* **Records provided**
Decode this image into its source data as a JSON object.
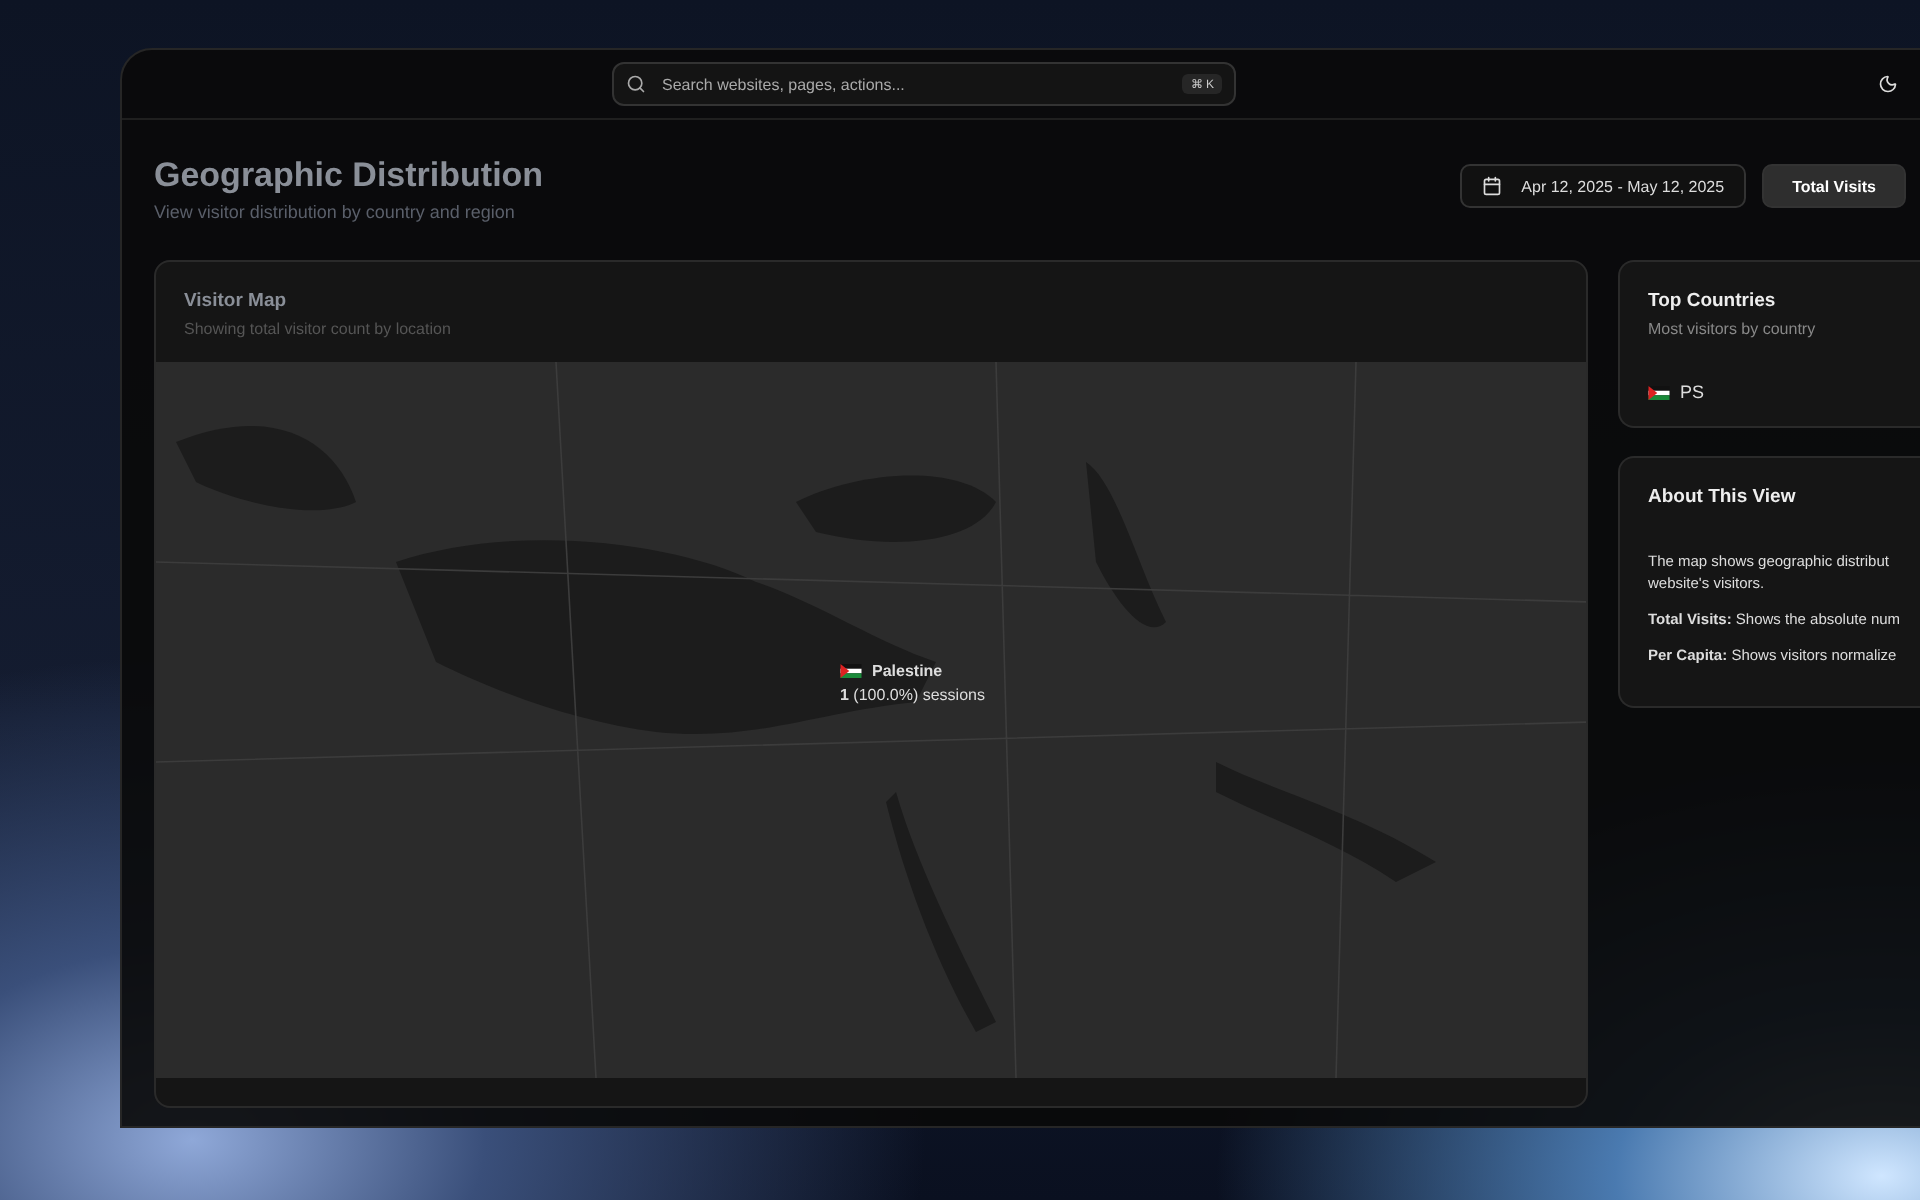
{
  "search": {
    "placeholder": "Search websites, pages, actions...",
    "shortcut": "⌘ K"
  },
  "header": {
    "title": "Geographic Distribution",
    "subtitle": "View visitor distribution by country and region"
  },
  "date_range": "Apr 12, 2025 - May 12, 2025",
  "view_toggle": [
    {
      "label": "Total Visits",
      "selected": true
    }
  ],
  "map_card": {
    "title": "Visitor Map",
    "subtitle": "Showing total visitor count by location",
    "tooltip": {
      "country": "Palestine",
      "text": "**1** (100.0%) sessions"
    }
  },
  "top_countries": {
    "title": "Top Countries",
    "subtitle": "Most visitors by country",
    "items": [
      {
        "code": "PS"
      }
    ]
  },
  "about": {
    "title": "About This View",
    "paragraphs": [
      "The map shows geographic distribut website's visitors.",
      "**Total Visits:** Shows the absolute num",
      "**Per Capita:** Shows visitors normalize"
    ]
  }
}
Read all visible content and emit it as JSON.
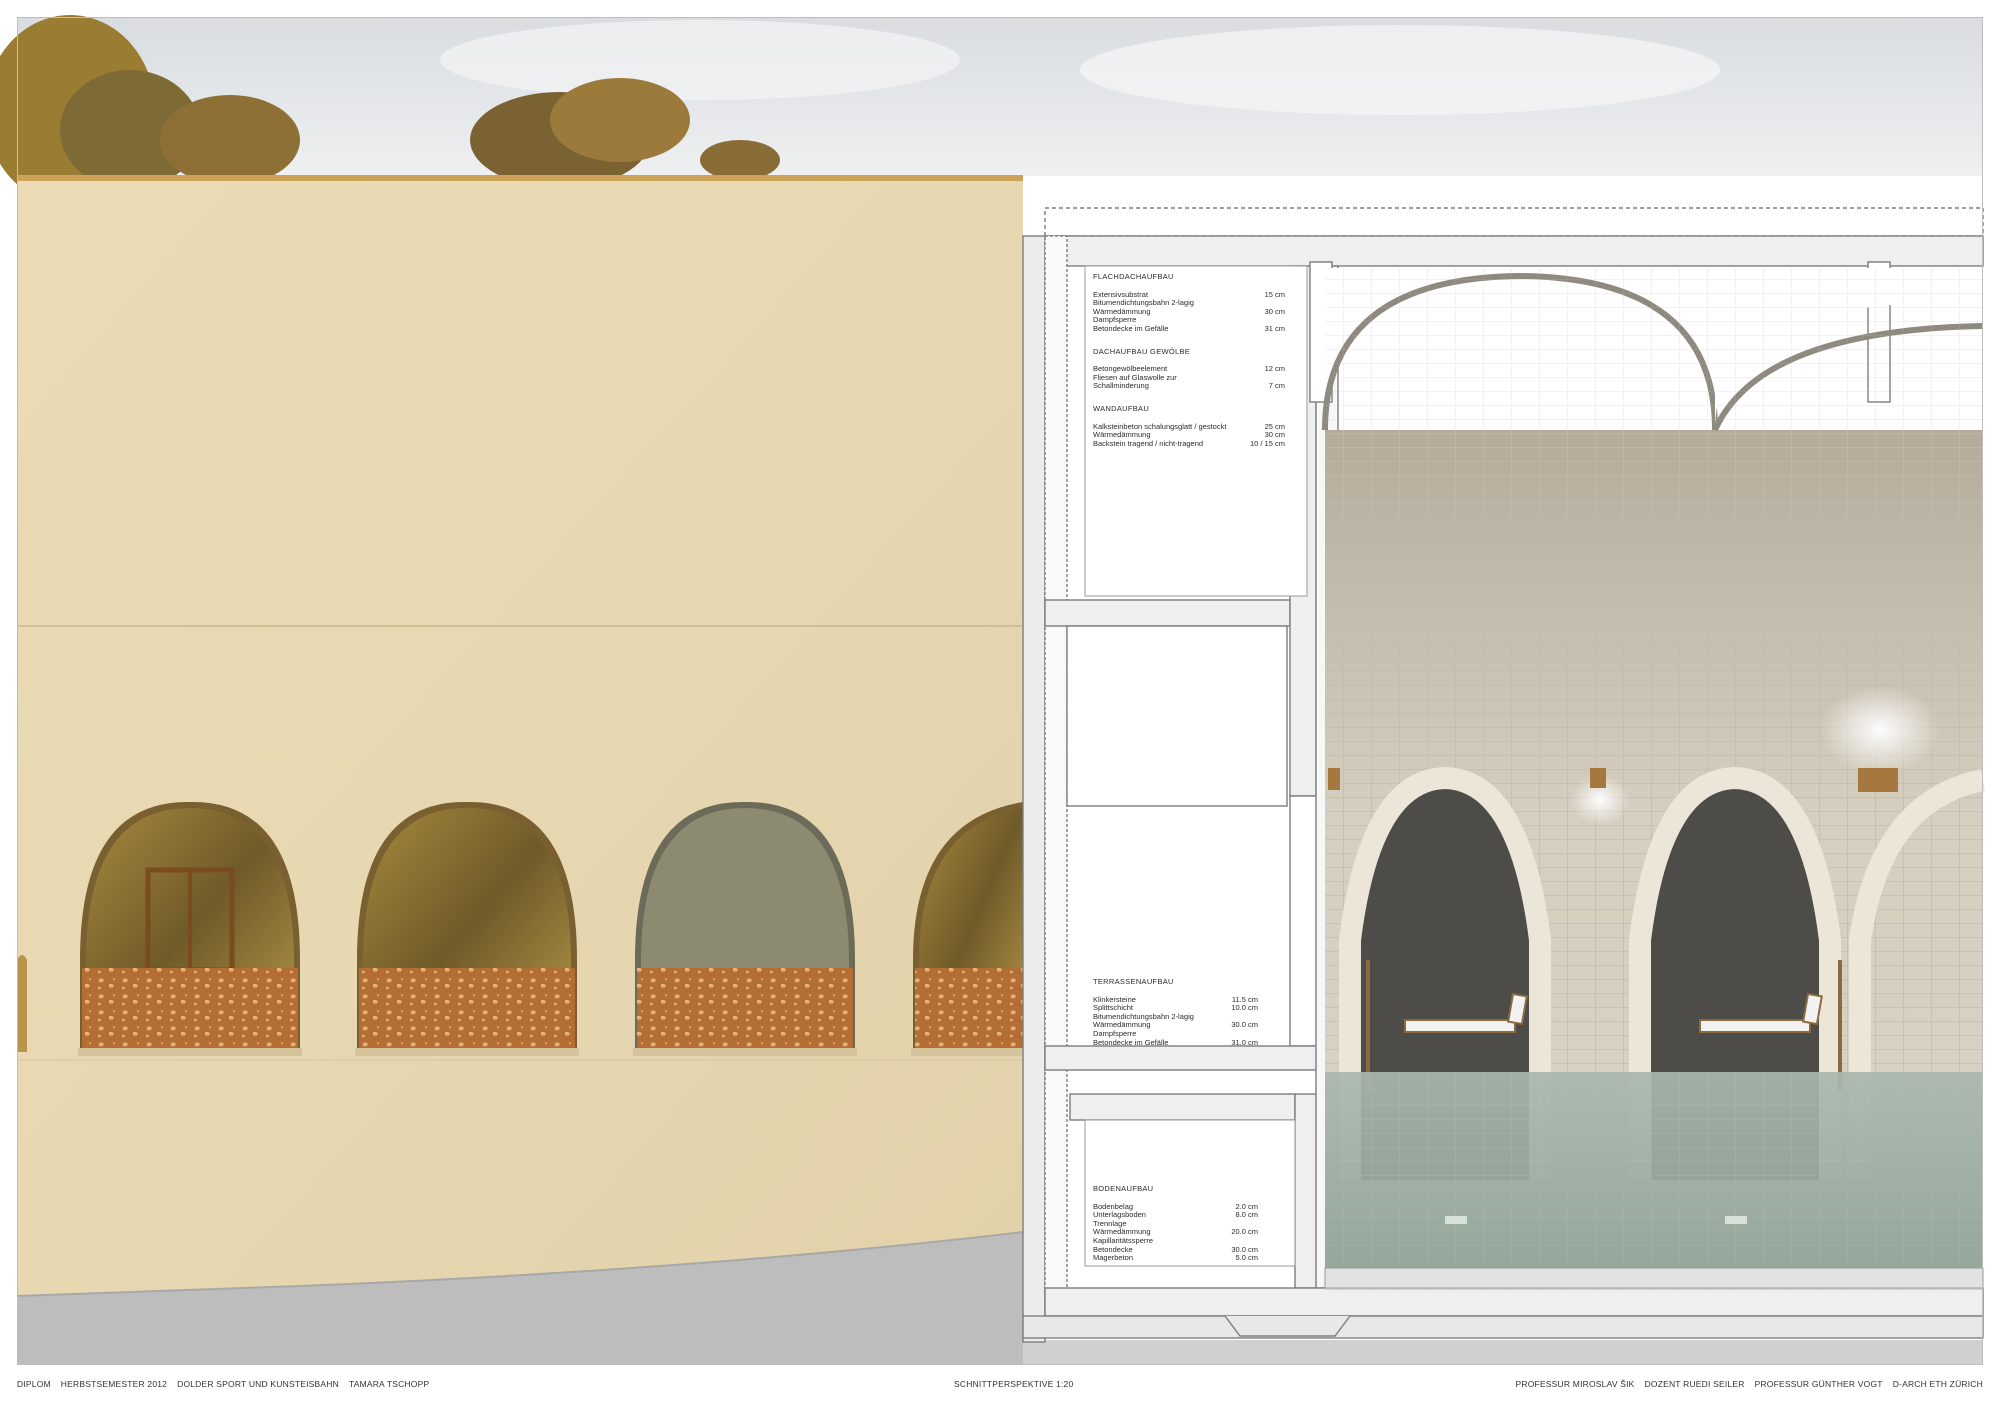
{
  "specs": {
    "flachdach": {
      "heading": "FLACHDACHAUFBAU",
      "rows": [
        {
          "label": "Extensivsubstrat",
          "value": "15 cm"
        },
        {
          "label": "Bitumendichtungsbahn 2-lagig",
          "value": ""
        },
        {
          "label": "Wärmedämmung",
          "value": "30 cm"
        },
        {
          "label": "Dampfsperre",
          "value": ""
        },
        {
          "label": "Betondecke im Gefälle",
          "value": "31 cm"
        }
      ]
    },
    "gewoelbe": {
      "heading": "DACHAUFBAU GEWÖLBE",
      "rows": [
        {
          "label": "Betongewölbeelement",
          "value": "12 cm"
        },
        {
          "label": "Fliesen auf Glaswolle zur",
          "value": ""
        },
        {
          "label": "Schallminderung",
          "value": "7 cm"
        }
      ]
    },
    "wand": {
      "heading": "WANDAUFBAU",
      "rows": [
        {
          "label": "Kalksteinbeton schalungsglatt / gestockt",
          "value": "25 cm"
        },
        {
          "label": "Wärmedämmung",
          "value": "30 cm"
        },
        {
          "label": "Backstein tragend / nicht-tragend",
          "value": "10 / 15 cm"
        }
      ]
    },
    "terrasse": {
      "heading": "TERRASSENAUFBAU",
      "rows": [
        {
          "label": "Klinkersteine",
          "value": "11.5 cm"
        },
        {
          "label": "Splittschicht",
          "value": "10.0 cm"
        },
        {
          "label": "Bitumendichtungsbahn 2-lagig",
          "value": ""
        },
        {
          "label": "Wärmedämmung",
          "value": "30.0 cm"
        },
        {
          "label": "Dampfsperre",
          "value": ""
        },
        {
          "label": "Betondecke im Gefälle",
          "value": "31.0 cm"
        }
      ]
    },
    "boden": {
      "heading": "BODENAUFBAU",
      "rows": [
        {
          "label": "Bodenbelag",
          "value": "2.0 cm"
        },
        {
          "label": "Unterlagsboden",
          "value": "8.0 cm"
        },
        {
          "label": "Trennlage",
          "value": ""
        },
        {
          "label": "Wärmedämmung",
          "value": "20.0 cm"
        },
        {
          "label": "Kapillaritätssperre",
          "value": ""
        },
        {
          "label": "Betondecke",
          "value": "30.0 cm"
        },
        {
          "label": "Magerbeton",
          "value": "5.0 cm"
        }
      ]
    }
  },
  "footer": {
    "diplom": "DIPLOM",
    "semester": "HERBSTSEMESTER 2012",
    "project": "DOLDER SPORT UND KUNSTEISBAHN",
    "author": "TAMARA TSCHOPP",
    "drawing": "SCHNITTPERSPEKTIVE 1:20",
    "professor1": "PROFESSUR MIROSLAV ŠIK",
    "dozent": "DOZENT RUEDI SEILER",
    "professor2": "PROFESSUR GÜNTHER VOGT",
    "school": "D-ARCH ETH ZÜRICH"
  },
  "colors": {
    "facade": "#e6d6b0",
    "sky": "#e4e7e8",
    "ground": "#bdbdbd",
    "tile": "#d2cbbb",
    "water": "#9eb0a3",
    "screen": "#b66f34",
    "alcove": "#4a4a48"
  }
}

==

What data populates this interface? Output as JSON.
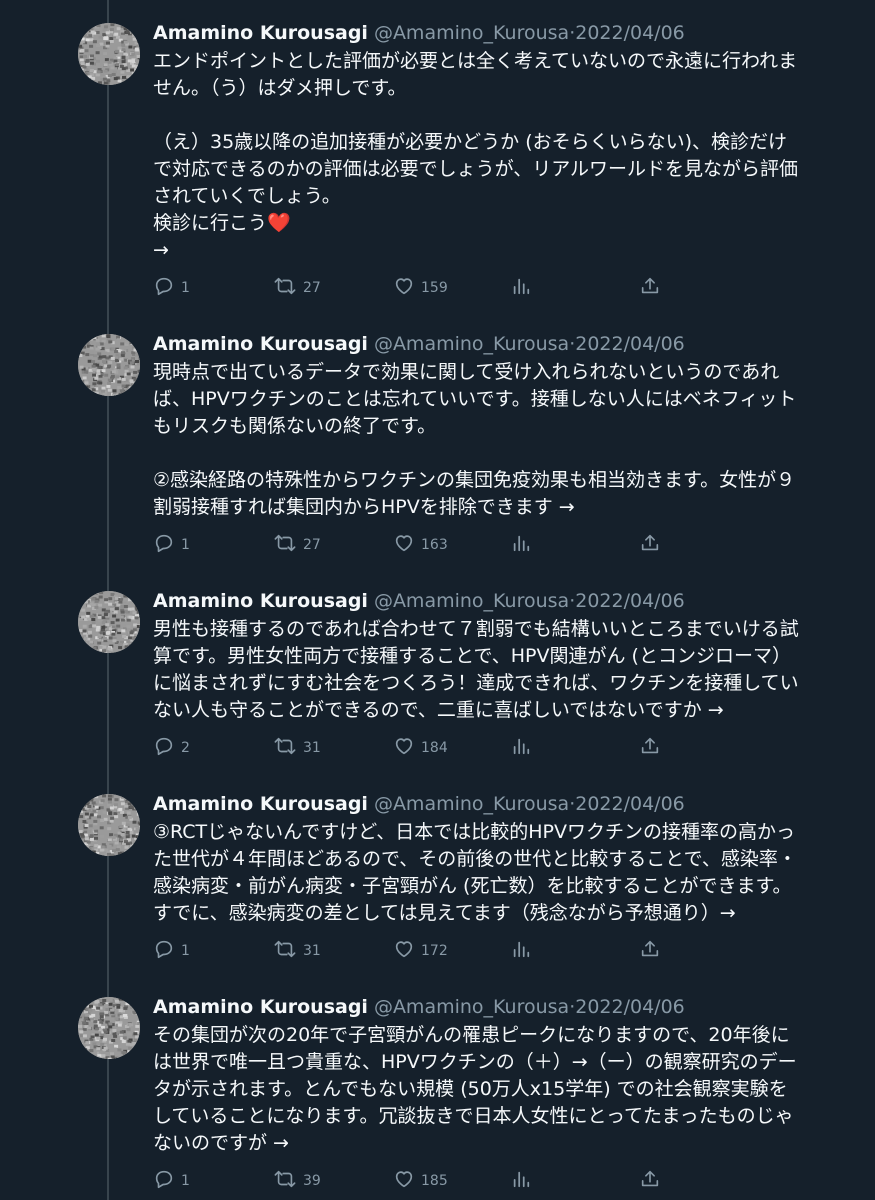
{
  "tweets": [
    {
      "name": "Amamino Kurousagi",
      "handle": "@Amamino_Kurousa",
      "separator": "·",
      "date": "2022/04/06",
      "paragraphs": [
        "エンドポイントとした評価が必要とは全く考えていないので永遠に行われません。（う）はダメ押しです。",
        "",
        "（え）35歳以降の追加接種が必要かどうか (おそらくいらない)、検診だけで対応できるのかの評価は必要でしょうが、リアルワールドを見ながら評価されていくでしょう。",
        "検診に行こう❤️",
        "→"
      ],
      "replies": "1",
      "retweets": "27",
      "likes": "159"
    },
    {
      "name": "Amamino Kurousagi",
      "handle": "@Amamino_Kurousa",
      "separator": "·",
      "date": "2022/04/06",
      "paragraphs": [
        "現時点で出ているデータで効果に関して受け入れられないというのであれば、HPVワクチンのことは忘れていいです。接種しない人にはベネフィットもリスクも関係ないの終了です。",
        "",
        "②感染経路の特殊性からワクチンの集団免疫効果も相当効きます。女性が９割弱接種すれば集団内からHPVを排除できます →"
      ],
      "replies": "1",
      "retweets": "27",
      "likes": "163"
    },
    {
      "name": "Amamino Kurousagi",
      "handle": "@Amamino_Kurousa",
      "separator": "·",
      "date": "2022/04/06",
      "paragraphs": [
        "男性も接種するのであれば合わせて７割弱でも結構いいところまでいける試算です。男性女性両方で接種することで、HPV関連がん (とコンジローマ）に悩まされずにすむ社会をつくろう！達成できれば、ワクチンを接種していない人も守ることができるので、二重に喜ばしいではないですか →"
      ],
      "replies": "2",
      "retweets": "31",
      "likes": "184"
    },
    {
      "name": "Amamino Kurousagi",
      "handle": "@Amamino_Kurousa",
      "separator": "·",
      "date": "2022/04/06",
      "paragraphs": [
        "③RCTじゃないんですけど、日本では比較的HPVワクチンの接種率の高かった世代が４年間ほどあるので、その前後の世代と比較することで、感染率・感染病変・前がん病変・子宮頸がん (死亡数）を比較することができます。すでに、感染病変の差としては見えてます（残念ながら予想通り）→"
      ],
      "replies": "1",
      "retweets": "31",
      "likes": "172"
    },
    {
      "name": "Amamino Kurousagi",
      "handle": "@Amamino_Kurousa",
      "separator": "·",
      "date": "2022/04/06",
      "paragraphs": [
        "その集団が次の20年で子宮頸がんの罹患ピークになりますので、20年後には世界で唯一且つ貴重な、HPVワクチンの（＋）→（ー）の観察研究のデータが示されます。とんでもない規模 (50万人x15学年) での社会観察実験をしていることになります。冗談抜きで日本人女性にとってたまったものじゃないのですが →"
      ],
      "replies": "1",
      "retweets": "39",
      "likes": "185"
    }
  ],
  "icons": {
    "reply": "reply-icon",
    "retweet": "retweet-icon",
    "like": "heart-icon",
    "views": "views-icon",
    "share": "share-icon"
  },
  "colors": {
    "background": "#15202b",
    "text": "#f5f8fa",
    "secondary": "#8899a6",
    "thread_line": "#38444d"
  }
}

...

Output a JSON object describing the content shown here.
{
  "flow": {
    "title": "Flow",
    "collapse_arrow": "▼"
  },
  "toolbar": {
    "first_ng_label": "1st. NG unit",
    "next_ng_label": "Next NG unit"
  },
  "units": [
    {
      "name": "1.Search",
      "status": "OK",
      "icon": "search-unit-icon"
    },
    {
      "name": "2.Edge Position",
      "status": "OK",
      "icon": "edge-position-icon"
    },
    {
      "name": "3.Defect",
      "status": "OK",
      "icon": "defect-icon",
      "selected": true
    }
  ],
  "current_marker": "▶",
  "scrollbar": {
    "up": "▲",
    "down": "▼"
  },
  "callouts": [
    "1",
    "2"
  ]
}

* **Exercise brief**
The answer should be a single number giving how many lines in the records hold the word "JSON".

* **Output of the exercise**
4